Working poverty is still a problem in Europe
Poverty among people who work is a widespread phenomenon in Europe, and it has remained nearly stable over the last 10 years. High work-intensity households are not spared, while younger people are often hit the hardest. Approximately 9 percent of working people in the EU live below the poverty line.
The job satisfaction map: these are the countries where workers live best
How do you measure happiness at work? The latest data from Eurostat helps to identify what matters most to workers in the new post-Covid era.
Is Amazon destroying more jobs than it creates?
A study has revealed the negative impact of e-commerce on employment, counting the number of jobs created and destroyed.
The number of workers at risk of in-work poverty increases by 12% in the European Union
The number of workers at risk of in-work poverty has increased in 16 countries in the European Union. In response to this, the European Trade Union Confederation is calling for the European Commission’s Minimum Wage directive to prohibit the setting of such wages below the at-risk-of-poverty threshold.
Remote working: a revolution in need of rules
Telework has mainly been a revolution by accident, due to the COVID-19 pandemic. Many people have now discovered its upside and potential, but also its risks and limits. However, bad working conditions linked to nomadic or at-home work are not inevitable.
What about the security of security guards?
Security guards in Croatia suffer from harsh working conditions: extremely long work shifts, poor equipment, minimum salary. They are overburned and cannot have a proper private life, but they have little alternatives. Yet security business is flourishing in Europe, and companies make millions of revenues.
Robots will never completely replace people
By 2030, as many as 20 million manufacturing jobs will be lost to robots, according to a report published by Oxford Economics, a global forecasting company. Some people have already started to fight back – in the footsteps of the 19th-century Luddites – deliberately sabotaging the robots they work with on a daily basis. They are afraid that these robots will take over their jobs.
The mirage of cheaper labor
In their quest for competitiveness many countries are fixated on cutting the cost of labor, in particular by reducing social-insurance contributions. But it that the right solution?
Retirement without peace
More than 11,000 retired Croatian are still working.

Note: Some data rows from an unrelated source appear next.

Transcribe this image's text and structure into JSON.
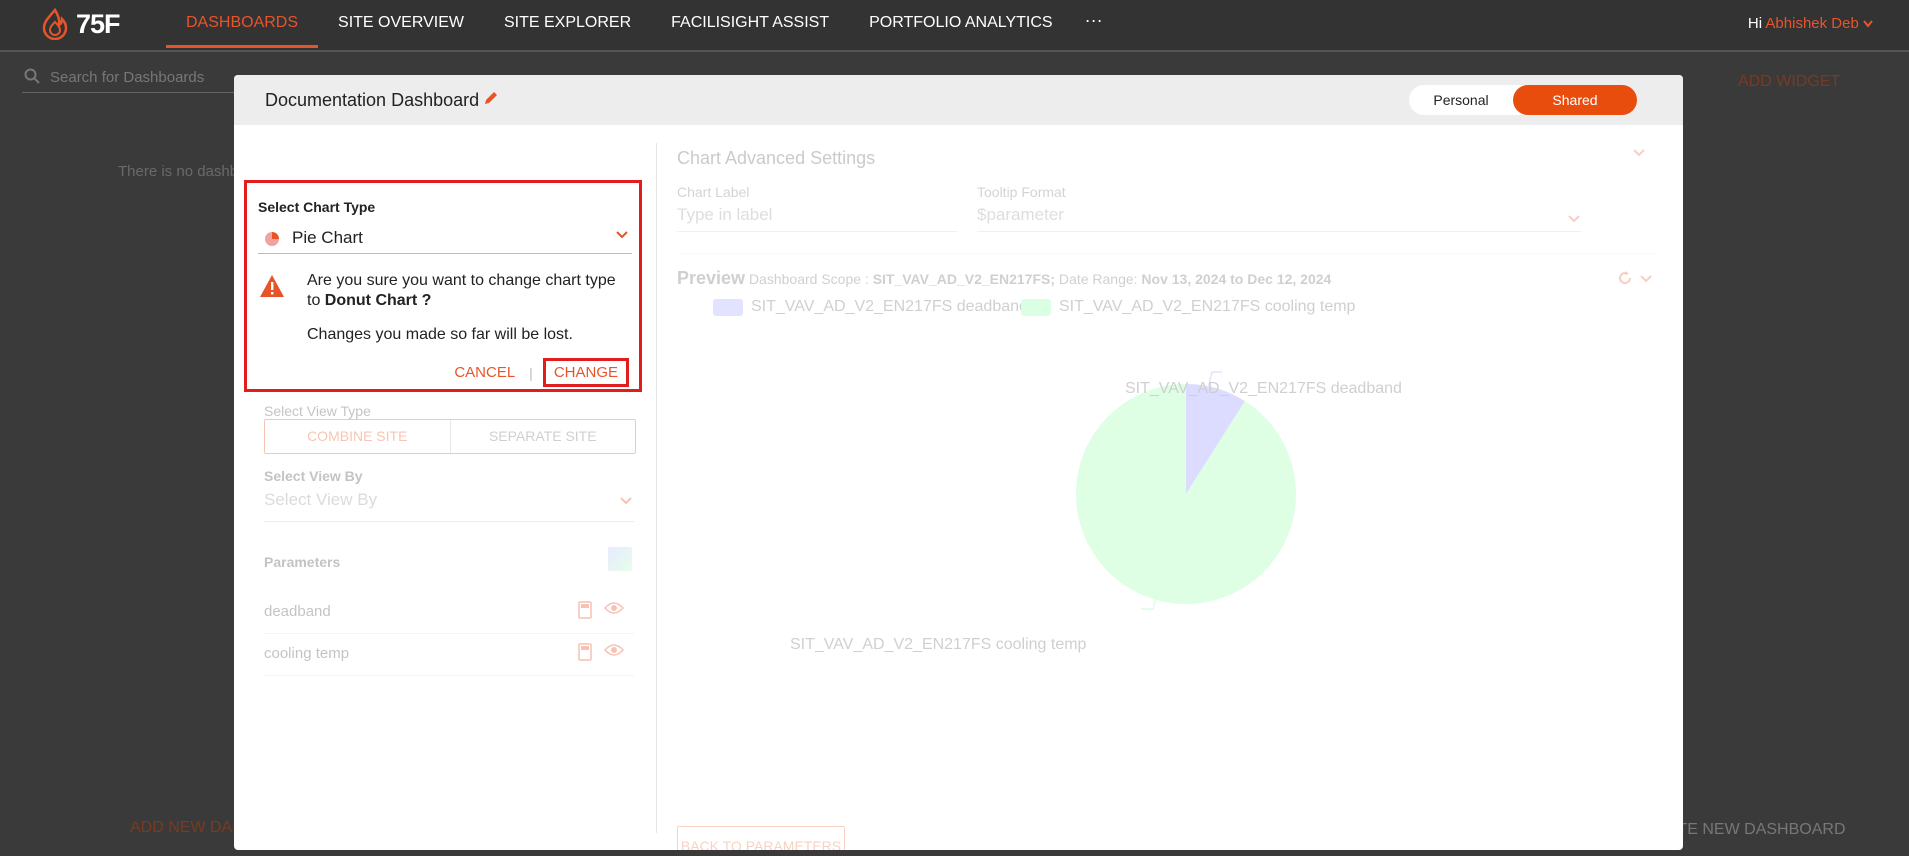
{
  "nav": {
    "logo": "75F",
    "items": [
      "DASHBOARDS",
      "SITE OVERVIEW",
      "SITE EXPLORER",
      "FACILISIGHT ASSIST",
      "PORTFOLIO ANALYTICS"
    ],
    "more": "···",
    "greeting": "Hi",
    "user_name": "Abhishek Deb"
  },
  "background": {
    "search_placeholder": "Search for Dashboards",
    "empty_text": "There is no dashb",
    "add_widget": "ADD WIDGET",
    "add_new_dashboard": "ADD NEW DAS",
    "create_new_dashboard": "ATE NEW DASHBOARD"
  },
  "modal": {
    "title": "Documentation Dashboard",
    "toggle": {
      "personal": "Personal",
      "shared": "Shared"
    }
  },
  "left": {
    "select_chart_type_label": "Select Chart Type",
    "chart_type_value": "Pie Chart",
    "confirm": {
      "line1_pre": "Are you sure you want to change chart type to",
      "target": "Donut Chart ?",
      "line2": "Changes you made so far will be lost.",
      "cancel": "CANCEL",
      "separator": "|",
      "change": "CHANGE"
    },
    "select_view_type_label": "Select View Type",
    "combine_site": "COMBINE SITE",
    "separate_site": "SEPARATE SITE",
    "select_view_by_label": "Select View By",
    "select_view_by_placeholder": "Select View By",
    "parameters_label": "Parameters",
    "parameters": [
      "deadband",
      "cooling temp"
    ]
  },
  "right": {
    "advanced_title": "Chart Advanced Settings",
    "chart_label_label": "Chart Label",
    "chart_label_placeholder": "Type in label",
    "tooltip_label": "Tooltip Format",
    "tooltip_value": "$parameter",
    "preview_title": "Preview",
    "scope_label": "Dashboard Scope :",
    "scope_value": "SIT_VAV_AD_V2_EN217FS;",
    "date_label": "Date Range:",
    "date_value": "Nov 13, 2024 to Dec 12, 2024",
    "back_button": "BACK TO PARAMETERS"
  },
  "colors": {
    "accent": "#e8542a",
    "series1": "#c9ccff",
    "series2": "#c8ffd2"
  },
  "chart_data": {
    "type": "pie",
    "categories": [
      "SIT_VAV_AD_V2_EN217FS deadband",
      "SIT_VAV_AD_V2_EN217FS cooling temp"
    ],
    "values": [
      9,
      91
    ],
    "legend": "top-left"
  }
}
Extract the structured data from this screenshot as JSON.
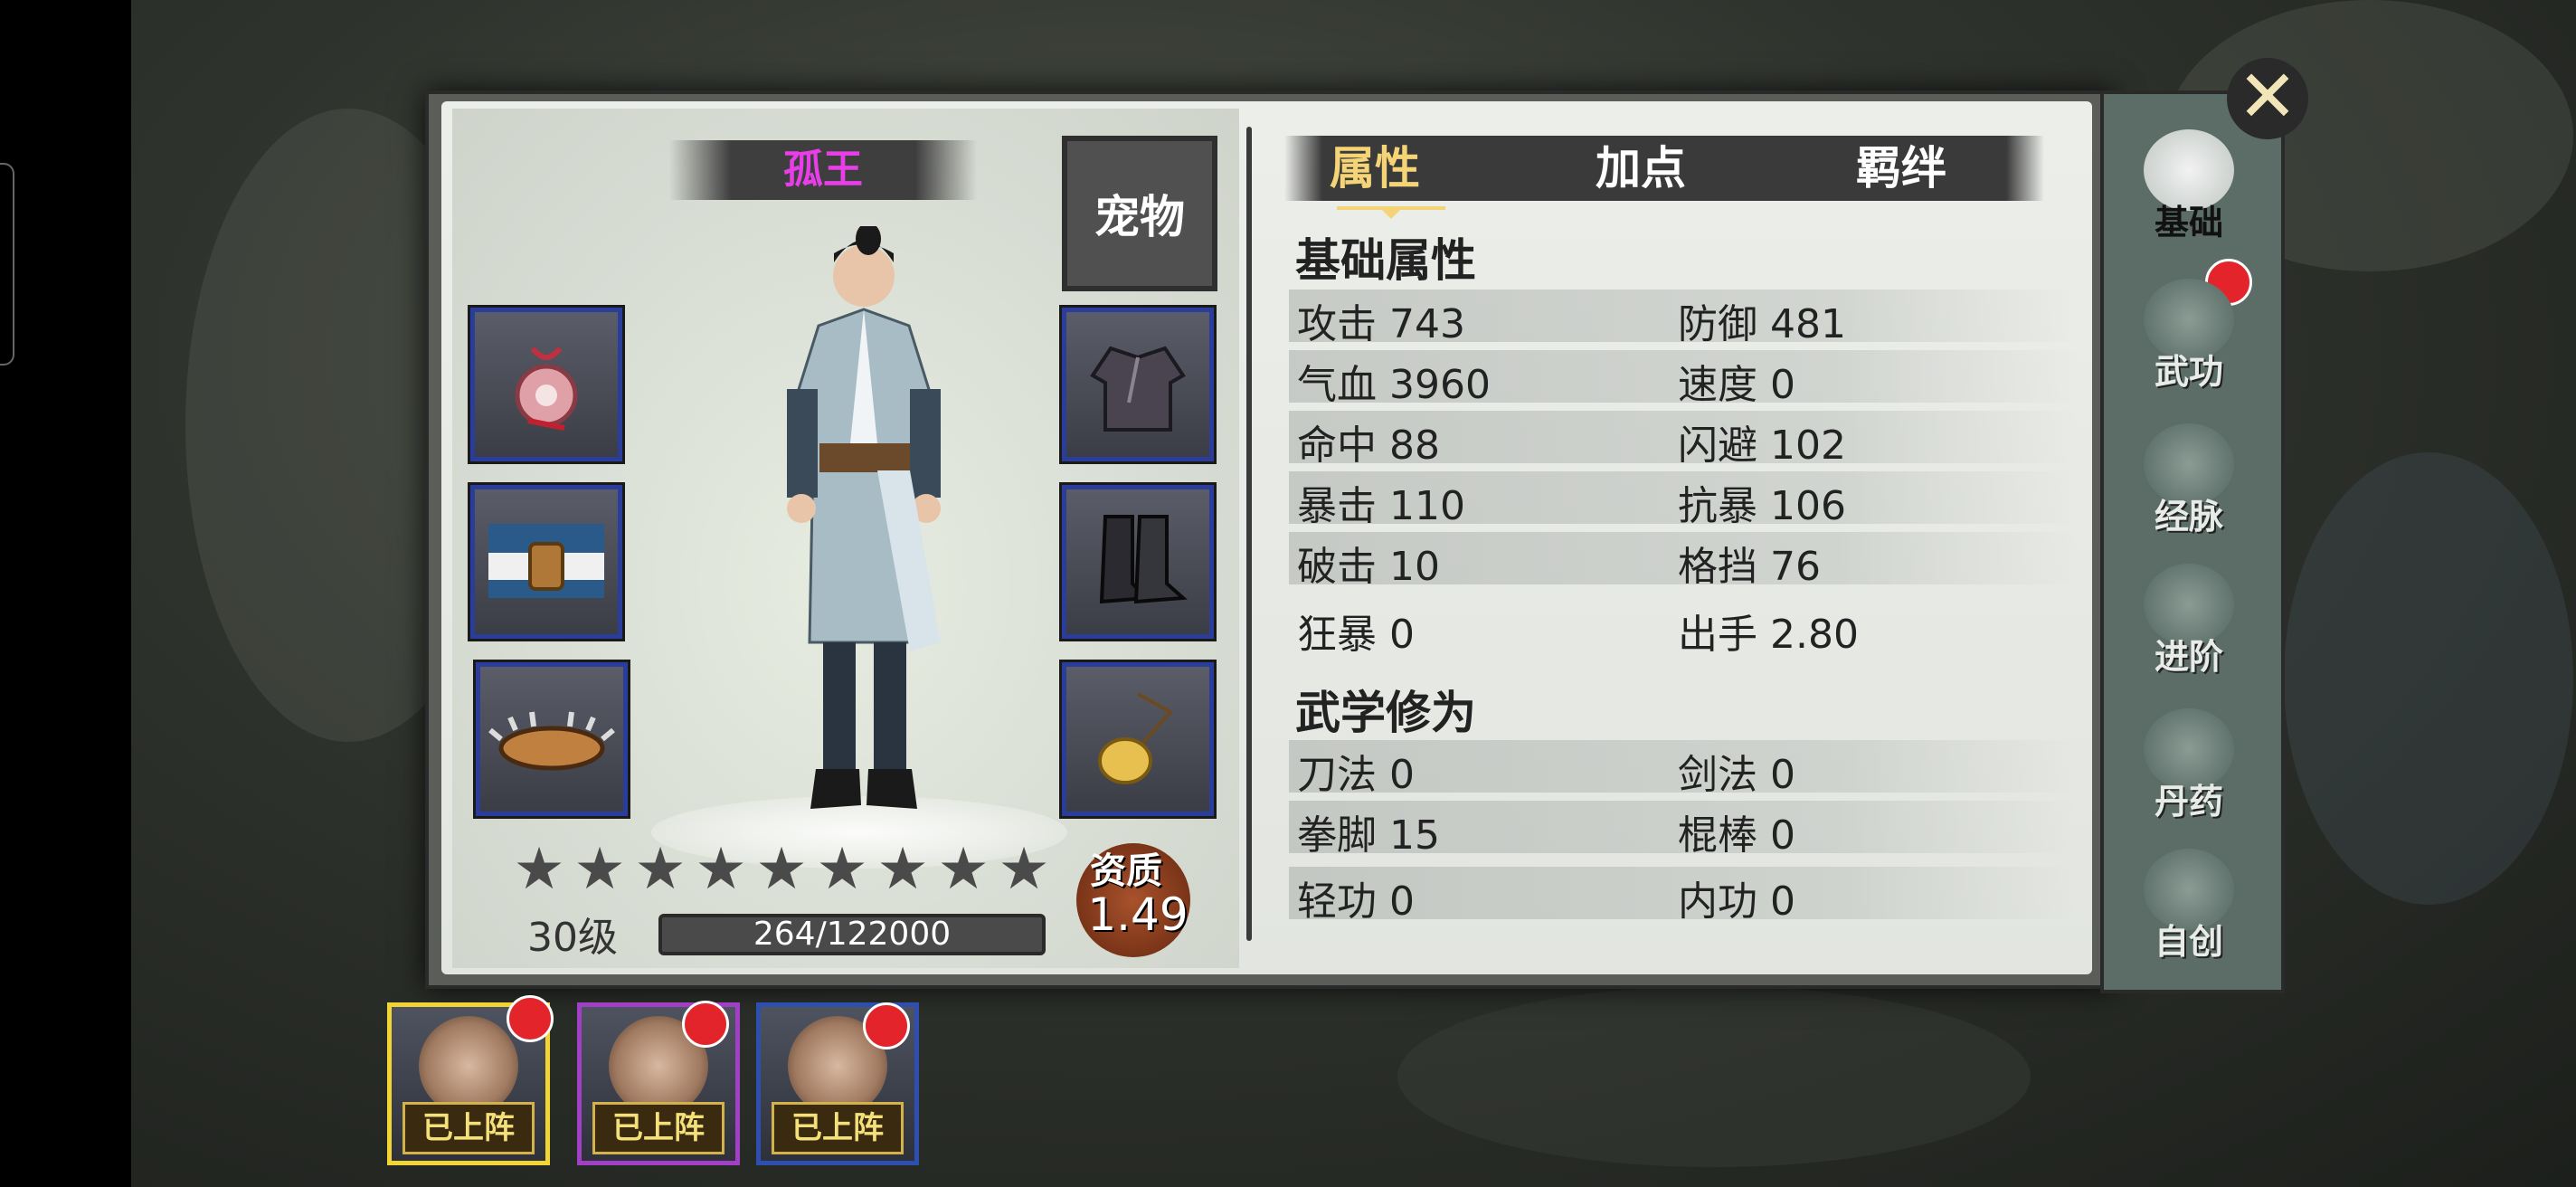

Some of them seek a more active life, but the majority lives on the brink of poverty without any other option other than to keep working – a problem in common with many other European countries.